## WHAT THE EXERCISE ASKS
Could you filter the records below down to the lines that include the word "this"?

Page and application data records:
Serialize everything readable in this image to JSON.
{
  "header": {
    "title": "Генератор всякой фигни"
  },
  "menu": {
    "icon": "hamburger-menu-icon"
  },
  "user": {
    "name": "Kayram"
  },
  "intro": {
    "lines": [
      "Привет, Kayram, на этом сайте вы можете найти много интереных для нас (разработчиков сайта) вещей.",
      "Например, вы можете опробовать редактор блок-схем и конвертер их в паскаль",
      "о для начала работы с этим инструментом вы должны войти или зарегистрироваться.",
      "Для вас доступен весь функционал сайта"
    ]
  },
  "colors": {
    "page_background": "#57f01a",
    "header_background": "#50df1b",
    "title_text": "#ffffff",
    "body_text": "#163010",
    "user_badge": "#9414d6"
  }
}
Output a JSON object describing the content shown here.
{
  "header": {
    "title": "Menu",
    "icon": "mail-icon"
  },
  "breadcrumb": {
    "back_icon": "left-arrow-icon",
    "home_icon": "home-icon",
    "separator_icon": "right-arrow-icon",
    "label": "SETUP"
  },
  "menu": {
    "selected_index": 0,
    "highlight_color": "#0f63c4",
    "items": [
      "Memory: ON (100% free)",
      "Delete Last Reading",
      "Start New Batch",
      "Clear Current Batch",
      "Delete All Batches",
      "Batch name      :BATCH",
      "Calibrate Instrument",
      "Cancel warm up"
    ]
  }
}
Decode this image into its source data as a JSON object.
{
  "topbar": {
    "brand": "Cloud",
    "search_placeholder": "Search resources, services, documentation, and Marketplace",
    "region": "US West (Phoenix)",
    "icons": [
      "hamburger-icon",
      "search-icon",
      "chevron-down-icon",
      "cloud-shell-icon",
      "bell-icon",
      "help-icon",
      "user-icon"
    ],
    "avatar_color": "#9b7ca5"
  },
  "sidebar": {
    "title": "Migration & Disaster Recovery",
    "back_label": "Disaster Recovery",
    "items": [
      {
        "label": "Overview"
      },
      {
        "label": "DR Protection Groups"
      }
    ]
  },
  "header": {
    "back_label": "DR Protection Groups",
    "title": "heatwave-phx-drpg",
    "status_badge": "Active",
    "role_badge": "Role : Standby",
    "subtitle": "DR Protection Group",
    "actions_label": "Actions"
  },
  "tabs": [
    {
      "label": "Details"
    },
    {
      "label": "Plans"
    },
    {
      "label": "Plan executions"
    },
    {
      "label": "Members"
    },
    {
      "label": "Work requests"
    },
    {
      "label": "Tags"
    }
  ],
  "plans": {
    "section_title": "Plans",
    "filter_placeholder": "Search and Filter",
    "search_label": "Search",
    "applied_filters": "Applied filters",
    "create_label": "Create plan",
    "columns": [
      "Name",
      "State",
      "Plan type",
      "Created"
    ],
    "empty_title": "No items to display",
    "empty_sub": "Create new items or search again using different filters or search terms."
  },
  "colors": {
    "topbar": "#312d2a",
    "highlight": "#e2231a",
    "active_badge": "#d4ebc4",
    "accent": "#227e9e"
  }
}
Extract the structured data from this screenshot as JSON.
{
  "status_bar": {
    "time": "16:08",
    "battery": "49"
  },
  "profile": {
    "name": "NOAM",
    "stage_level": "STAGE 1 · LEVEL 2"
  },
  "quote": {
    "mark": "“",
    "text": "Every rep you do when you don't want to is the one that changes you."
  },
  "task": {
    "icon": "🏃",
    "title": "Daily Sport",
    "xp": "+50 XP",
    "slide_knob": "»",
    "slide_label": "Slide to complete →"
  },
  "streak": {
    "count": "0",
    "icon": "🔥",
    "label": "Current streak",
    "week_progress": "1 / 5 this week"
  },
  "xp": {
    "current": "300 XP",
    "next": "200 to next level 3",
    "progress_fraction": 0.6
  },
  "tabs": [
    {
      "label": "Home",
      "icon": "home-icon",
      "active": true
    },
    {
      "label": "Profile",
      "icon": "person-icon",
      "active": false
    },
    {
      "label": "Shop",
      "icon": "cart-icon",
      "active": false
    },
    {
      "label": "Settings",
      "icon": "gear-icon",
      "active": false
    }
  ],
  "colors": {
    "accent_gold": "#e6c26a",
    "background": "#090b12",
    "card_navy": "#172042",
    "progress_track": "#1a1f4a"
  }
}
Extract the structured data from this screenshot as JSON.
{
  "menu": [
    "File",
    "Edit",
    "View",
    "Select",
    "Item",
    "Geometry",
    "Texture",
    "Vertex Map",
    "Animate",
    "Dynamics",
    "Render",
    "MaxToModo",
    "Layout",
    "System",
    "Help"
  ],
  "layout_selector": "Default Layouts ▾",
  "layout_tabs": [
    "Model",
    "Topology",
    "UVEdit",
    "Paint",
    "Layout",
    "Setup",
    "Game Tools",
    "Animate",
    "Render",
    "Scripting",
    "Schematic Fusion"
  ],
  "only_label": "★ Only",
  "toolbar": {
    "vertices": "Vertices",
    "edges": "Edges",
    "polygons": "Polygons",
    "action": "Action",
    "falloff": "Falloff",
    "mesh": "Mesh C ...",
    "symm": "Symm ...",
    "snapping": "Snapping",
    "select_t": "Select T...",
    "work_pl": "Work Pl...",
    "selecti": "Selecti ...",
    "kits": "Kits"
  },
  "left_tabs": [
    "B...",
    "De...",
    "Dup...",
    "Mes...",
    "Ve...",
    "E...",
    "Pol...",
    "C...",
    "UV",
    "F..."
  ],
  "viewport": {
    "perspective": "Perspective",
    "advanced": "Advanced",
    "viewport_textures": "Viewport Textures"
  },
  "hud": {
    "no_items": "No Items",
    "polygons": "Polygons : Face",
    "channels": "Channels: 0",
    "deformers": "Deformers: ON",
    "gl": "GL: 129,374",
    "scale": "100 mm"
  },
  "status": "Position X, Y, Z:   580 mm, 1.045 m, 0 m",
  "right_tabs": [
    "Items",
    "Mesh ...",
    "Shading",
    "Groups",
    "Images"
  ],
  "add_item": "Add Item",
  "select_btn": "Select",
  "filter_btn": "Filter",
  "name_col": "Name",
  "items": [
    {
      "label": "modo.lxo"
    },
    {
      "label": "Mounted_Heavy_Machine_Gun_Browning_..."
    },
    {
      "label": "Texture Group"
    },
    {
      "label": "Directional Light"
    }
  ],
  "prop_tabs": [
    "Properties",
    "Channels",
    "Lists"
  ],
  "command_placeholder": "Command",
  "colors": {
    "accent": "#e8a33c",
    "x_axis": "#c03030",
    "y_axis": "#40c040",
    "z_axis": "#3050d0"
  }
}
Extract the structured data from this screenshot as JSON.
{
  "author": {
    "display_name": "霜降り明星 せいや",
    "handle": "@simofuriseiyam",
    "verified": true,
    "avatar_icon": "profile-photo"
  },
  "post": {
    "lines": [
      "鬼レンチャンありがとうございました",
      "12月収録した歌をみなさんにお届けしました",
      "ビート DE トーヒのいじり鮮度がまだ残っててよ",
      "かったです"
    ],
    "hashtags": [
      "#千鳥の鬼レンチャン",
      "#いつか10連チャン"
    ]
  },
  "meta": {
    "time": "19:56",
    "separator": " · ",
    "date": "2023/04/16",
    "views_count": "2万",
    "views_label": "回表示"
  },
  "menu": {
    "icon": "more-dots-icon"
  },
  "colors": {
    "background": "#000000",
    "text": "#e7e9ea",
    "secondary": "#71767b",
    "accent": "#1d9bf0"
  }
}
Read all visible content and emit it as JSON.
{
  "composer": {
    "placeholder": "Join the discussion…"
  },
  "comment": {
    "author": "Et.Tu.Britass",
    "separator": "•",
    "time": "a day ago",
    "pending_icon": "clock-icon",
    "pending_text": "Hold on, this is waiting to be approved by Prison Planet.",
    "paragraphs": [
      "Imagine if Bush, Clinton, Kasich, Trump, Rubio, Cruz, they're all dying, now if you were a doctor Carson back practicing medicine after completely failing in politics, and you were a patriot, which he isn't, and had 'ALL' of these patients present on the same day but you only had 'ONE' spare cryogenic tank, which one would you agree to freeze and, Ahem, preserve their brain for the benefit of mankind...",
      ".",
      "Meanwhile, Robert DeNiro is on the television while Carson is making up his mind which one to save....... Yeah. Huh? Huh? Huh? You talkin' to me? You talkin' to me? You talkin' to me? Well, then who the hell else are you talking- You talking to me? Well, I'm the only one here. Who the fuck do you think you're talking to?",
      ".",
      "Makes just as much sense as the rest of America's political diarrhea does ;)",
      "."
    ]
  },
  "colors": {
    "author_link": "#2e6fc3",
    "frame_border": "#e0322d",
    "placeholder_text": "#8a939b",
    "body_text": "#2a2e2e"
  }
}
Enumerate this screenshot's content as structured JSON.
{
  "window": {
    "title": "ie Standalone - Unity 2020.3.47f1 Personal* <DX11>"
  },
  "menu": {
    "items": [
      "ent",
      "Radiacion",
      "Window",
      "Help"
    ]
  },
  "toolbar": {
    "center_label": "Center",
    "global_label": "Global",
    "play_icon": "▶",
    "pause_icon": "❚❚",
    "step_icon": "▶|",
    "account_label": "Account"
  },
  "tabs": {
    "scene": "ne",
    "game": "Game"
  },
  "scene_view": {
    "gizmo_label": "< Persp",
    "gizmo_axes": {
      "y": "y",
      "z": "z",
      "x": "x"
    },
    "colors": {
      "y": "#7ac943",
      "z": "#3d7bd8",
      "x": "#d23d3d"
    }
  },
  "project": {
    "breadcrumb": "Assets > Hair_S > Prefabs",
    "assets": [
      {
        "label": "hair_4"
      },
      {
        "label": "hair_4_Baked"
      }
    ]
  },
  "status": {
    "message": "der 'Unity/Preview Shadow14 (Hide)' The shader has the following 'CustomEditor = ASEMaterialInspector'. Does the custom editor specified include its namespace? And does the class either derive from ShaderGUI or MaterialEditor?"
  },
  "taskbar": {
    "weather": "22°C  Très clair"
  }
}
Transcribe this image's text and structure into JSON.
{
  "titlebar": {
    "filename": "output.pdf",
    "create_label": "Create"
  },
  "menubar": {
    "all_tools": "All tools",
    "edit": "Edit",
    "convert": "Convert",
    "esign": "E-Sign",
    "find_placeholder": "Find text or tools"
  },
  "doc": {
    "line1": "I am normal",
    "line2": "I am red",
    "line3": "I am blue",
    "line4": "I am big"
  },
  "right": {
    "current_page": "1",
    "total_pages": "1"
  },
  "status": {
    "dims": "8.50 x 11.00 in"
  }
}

## REPLY
Serialize everything readable in this image to JSON.
Decode this image into its source data as a JSON object.
Extract the structured data from this screenshot as JSON.
    "week_progress": "1 / 5 this week"
Extract the structured data from this screenshot as JSON.
Extract the structured data from this screenshot as JSON.
    "pending_text": "Hold on, this is waiting to be approved by Prison Planet.",
Enumerate this screenshot's content as structured JSON.
Transcribe this image's text and structure into JSON.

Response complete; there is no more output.